Activity:
Search the entries for the word "kind". Copy every line where it turns up.

═════ Provided data

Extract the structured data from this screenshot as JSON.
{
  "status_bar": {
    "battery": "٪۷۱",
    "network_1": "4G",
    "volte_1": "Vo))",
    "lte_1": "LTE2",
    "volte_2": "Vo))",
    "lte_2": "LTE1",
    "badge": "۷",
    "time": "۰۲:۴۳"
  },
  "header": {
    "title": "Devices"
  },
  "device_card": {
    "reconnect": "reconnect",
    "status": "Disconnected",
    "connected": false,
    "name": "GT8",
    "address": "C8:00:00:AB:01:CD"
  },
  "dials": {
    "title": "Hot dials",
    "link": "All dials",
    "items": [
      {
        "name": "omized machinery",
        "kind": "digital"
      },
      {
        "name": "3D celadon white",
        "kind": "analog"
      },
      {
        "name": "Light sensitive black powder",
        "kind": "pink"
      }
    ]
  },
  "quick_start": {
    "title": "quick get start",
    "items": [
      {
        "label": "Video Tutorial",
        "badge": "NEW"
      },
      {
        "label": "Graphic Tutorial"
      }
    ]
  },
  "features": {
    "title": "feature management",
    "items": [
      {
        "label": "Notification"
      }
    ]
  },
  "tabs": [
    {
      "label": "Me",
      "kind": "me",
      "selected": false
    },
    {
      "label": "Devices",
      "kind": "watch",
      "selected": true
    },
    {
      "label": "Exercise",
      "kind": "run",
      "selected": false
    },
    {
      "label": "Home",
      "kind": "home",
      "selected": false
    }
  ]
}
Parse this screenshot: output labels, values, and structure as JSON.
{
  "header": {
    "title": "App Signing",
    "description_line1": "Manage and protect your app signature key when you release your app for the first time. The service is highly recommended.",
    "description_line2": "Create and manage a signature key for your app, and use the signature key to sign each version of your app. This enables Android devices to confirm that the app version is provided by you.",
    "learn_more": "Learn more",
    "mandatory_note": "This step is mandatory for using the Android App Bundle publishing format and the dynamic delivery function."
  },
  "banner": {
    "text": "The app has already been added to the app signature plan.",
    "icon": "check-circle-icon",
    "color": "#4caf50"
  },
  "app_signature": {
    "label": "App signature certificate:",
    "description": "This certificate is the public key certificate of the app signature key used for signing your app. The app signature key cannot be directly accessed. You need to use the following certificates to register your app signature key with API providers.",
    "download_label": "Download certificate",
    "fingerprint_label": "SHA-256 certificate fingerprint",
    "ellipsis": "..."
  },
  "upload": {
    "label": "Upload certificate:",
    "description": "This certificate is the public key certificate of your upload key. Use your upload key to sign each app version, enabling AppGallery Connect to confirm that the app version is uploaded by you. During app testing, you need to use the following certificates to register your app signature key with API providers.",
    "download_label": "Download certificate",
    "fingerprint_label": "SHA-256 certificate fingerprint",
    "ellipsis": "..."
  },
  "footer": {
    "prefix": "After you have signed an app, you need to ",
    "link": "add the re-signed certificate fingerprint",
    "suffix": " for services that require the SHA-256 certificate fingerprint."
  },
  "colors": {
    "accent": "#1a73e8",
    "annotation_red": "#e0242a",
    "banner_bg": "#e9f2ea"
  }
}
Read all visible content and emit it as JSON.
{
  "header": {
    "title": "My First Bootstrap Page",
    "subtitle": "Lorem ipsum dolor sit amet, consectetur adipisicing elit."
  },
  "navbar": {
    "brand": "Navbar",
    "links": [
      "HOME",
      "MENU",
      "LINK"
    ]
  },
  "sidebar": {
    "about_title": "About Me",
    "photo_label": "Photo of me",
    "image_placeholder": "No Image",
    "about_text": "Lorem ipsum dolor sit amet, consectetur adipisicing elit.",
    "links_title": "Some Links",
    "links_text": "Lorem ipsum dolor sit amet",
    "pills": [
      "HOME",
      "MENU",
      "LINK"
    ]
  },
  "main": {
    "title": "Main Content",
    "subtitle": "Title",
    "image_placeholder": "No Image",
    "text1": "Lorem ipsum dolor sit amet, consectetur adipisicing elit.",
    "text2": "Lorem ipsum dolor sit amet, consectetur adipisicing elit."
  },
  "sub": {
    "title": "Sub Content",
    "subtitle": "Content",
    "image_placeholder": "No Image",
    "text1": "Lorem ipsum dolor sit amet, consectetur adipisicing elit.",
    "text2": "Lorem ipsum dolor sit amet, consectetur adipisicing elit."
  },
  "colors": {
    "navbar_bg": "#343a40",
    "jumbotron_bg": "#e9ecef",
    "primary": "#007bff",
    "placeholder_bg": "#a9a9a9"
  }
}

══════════

Finished task:
        "kind": "digital"
        "kind": "analog"
        "kind": "pink"
      "kind": "me",
      "kind": "watch",
      "kind": "run",
      "kind": "home",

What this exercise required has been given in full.